Some second-generation antipsychotics can lead to weight gain in adolescents.
Celso Arango, MD, head of the Child and Adolescent Psychiatry Service at Hospital General Universitario Gregorio Marañón in Madrid, Spain, and colleagues completed a cohort study that included 279 patients between the ages of 14 and 17. Of those, 248 received a single antipsychotic, either risperidone (Risperdal), olanzapine (Zyprexa) or quetiapine (Seroquel).
Patients in the cohort study had either schizophrenia-spectrum disorder, mood-spectrum disorders, disruptive behavior disorders or another type of psychotic disorder.
Weight gain was associated with all three of the medications at one, three and six months of treatment compared to healthy subjects, the researchers reported in the Journal of the American Academy of Child & Adolescent Psychiatry.
However, cardiometabolic effects varied depending on the drug. Glucose levels increased with risperidone and olanzapine. Triglyceride levels increased in those taking risperidone, while total cholesterol increased in those taking olanzapine. Patients taking quetiapine did not experience such fluctuations in cardiometabolic measures.
In addition, the percentage of research participants “at risk of adverse health outcome” increased during the six months from 8.9% to 29.2% for risperidone, (P<0.0001) and 6.8% to 38.1% for olanzapine (P<0.0001). However, it decreased from 6.3% to 4.0% for quetiapine (P=0.91).
The objective of the study is to assess weight and metabolic effects of 6 months of treatment with second-generation antipsychotics in naïve/quasi-naïve youths.

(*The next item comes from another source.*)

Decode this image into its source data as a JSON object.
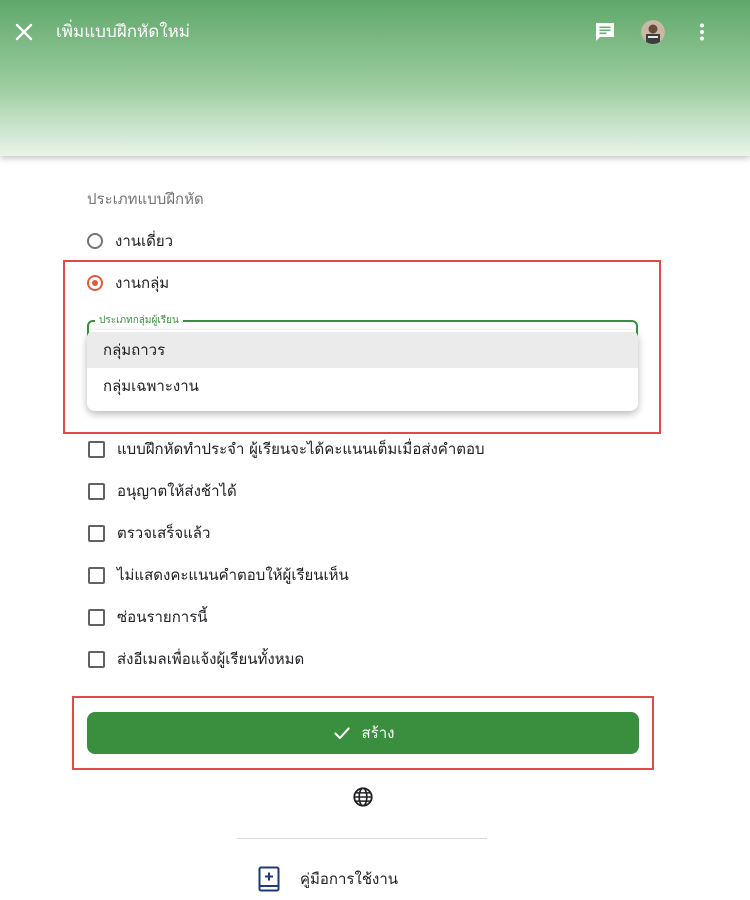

This study looked at a non-randomized, naturalistic, multicenter, inception cohort study including 279 patients aged 4-17 (mean=14.6±2.9) years. Of those, 248 (88.8%) received a single antipsychotic (risperidone, olanzapine or quetiapine) and completed 2 visits, and 178 (63.8%) completed the 6-month follow-up. Patients had schizophrenia-spectrum disorders (44.5%), mood-spectrum disorders (23.2%), disruptive behavioral disorders (17.3%), or other disorders (15.1%). Fifteen age-/gender-matched, healthy, non-medicated individuals served as a comparison group.